REQUIRED ACTION — If a record holds a picture, leave the picture out and copy everything else exactly.

DATA EXTRACTS —
-------
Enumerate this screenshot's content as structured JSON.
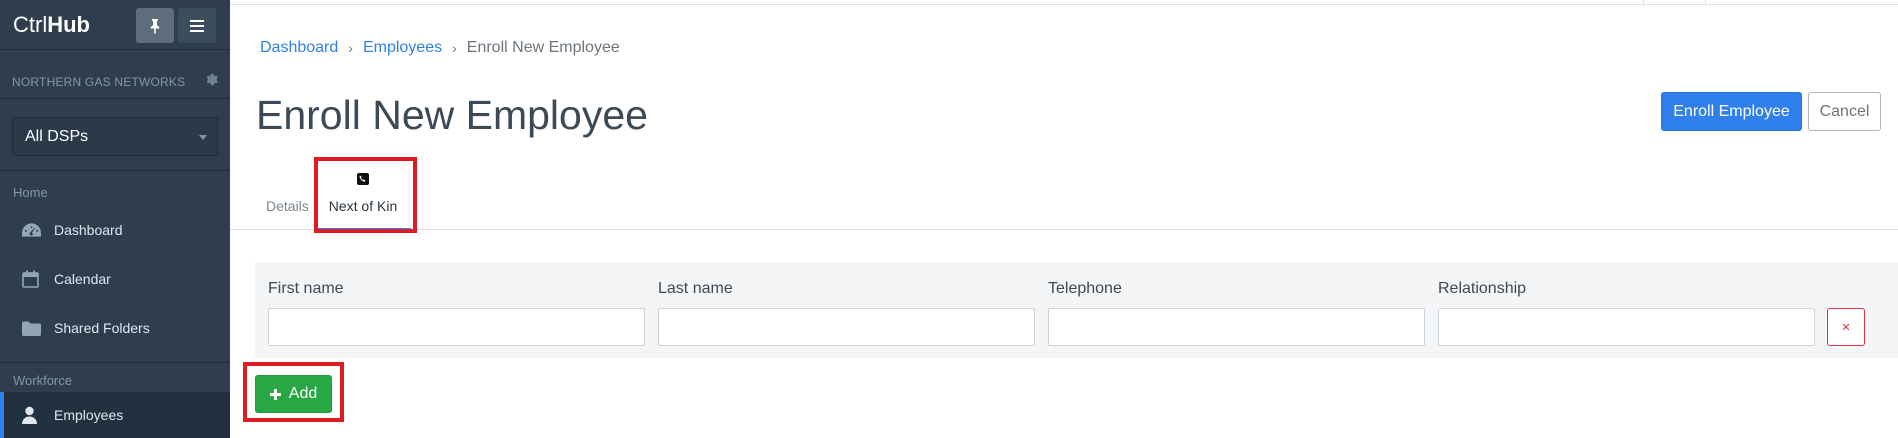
{
  "app": {
    "logo_light": "Ctrl",
    "logo_bold": "Hub"
  },
  "sidebar": {
    "org_name": "NORTHERN GAS NETWORKS",
    "dsp_select_value": "All DSPs",
    "section_home": "Home",
    "section_workforce": "Workforce",
    "items": [
      {
        "label": "Dashboard",
        "icon": "dashboard-icon"
      },
      {
        "label": "Calendar",
        "icon": "calendar-icon"
      },
      {
        "label": "Shared Folders",
        "icon": "folder-icon"
      },
      {
        "label": "Employees",
        "icon": "user-icon",
        "active": true
      }
    ]
  },
  "breadcrumb": {
    "items": [
      "Dashboard",
      "Employees"
    ],
    "current": "Enroll New Employee"
  },
  "page": {
    "title": "Enroll New Employee"
  },
  "actions": {
    "enroll_label": "Enroll Employee",
    "cancel_label": "Cancel"
  },
  "tabs": [
    {
      "label": "Details",
      "active": false
    },
    {
      "label": "Next of Kin",
      "icon": "phone-icon",
      "active": true
    }
  ],
  "next_of_kin": {
    "columns": [
      "First name",
      "Last name",
      "Telephone",
      "Relationship"
    ],
    "row": {
      "first_name": "",
      "last_name": "",
      "telephone": "",
      "relationship": ""
    },
    "remove_symbol": "×",
    "add_label": "Add"
  },
  "colors": {
    "accent": "#2f80ed",
    "success": "#28a745",
    "danger": "#dc3545",
    "highlight": "#e01b24",
    "sidebar_bg": "#2e3e4e"
  }
}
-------
COMPLETED TASK —
Enumerate this screenshot's content as structured JSON.
{
  "app": {
    "logo_light": "Ctrl",
    "logo_bold": "Hub"
  },
  "sidebar": {
    "org_name": "NORTHERN GAS NETWORKS",
    "dsp_select_value": "All DSPs",
    "section_home": "Home",
    "section_workforce": "Workforce",
    "items": [
      {
        "label": "Dashboard",
        "icon": "dashboard-icon"
      },
      {
        "label": "Calendar",
        "icon": "calendar-icon"
      },
      {
        "label": "Shared Folders",
        "icon": "folder-icon"
      },
      {
        "label": "Employees",
        "icon": "user-icon",
        "active": true
      }
    ]
  },
  "breadcrumb": {
    "items": [
      "Dashboard",
      "Employees"
    ],
    "current": "Enroll New Employee"
  },
  "page": {
    "title": "Enroll New Employee"
  },
  "actions": {
    "enroll_label": "Enroll Employee",
    "cancel_label": "Cancel"
  },
  "tabs": [
    {
      "label": "Details",
      "active": false
    },
    {
      "label": "Next of Kin",
      "icon": "phone-icon",
      "active": true
    }
  ],
  "next_of_kin": {
    "columns": [
      "First name",
      "Last name",
      "Telephone",
      "Relationship"
    ],
    "row": {
      "first_name": "",
      "last_name": "",
      "telephone": "",
      "relationship": ""
    },
    "remove_symbol": "×",
    "add_label": "Add"
  },
  "colors": {
    "accent": "#2f80ed",
    "success": "#28a745",
    "danger": "#dc3545",
    "highlight": "#e01b24",
    "sidebar_bg": "#2e3e4e"
  }
}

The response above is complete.